----- Dataset entries
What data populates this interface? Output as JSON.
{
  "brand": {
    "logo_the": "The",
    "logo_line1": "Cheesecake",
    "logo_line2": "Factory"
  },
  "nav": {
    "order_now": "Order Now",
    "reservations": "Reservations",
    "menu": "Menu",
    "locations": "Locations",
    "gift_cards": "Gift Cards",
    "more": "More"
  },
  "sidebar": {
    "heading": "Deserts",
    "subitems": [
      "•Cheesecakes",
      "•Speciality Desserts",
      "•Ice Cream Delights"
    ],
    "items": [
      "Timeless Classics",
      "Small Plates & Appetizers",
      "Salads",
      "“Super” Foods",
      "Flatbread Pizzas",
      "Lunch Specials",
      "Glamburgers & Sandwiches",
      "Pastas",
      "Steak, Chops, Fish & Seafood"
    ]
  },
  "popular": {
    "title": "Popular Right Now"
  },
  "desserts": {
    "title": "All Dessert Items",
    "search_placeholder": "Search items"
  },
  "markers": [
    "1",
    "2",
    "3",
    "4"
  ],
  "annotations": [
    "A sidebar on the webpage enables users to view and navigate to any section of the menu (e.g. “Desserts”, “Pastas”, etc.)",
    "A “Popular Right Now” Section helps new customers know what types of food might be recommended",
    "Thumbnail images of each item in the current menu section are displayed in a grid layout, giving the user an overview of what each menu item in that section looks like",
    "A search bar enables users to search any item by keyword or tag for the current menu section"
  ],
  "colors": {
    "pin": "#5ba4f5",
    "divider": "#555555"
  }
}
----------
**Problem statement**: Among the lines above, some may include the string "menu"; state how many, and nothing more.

**Finished task**: 4